Date Visible: 
11/20/2023 - 8:30am

Media contact: Nicole Fawcett, 734-764-2220 |  Patients may contact Cancer AnswerLine™ 800-865-1125

Gloved hand places specimen under microscope
Credit: Michigan Medicine

For men with a type of low-risk early prostate cancer, surveillance can be an option over immediate treatment.

To help providers and patients make more informed decisions about safely choosing surveillance, Rogel Cancer Center researcher Simpa Salami, M.D., M.P.H., received a $1.14 million grant from the National Cancer Institute to answer lingering questions about the biology of these early prostate cancers.

“A major barrier to surveillance is uncertainty around the biology of these tumors. Are they likely to progress over time? Could a more aggressive tumor co-exist? With this new grant, we hope to answer these types of questions to help providers and patients better manage favorable-risk disease,” said Salami, associate professor of urology at Michigan Medicine.

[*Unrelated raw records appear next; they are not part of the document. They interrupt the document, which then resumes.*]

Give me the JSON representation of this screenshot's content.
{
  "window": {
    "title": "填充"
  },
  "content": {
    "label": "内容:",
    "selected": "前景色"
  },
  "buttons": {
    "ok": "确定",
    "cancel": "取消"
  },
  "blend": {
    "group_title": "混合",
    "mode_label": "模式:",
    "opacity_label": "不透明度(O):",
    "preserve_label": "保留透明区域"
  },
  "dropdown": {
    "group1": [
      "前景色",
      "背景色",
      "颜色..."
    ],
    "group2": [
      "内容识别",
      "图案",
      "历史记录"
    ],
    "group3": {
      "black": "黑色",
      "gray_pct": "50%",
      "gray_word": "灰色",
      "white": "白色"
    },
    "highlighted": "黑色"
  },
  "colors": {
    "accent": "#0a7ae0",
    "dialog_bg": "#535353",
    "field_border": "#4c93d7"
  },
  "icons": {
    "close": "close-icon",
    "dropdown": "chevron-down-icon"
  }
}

The grant is part of an NCI initiative to support early career investigators called MERIT, or Method to Extend Research in Time. It provides longer-term grant support to researchers within the first 10 years of their careers. Salami was also selected as a Biden Cancer Moonshot Scholar for this work.

Prostate cancer treatment can cause side effects, including impotence and incontinence, which makes surveillance a good option for cancers that are slower-growing. Surveillance involves monitoring patients without engaging in surgery or intensive therapies. It includes regular follow-up with patients and performing biopsies and tests when necessary. Patients who show signs of advancing cancer receive immediate treatment.

The research project will focus on determining whether high-grade prostate cancer can arise from the more favorable type, called Grade Group 1. Researchers will examine the molecular structure of Grade Group 1 prostate cancer to understand any shared biological properties with higher-grade disease. The goal is to allay patient concerns about disease progression and the presence of co-existing higher-grade cancer — factors that play central roles in the safe and effective implementation of surveillance.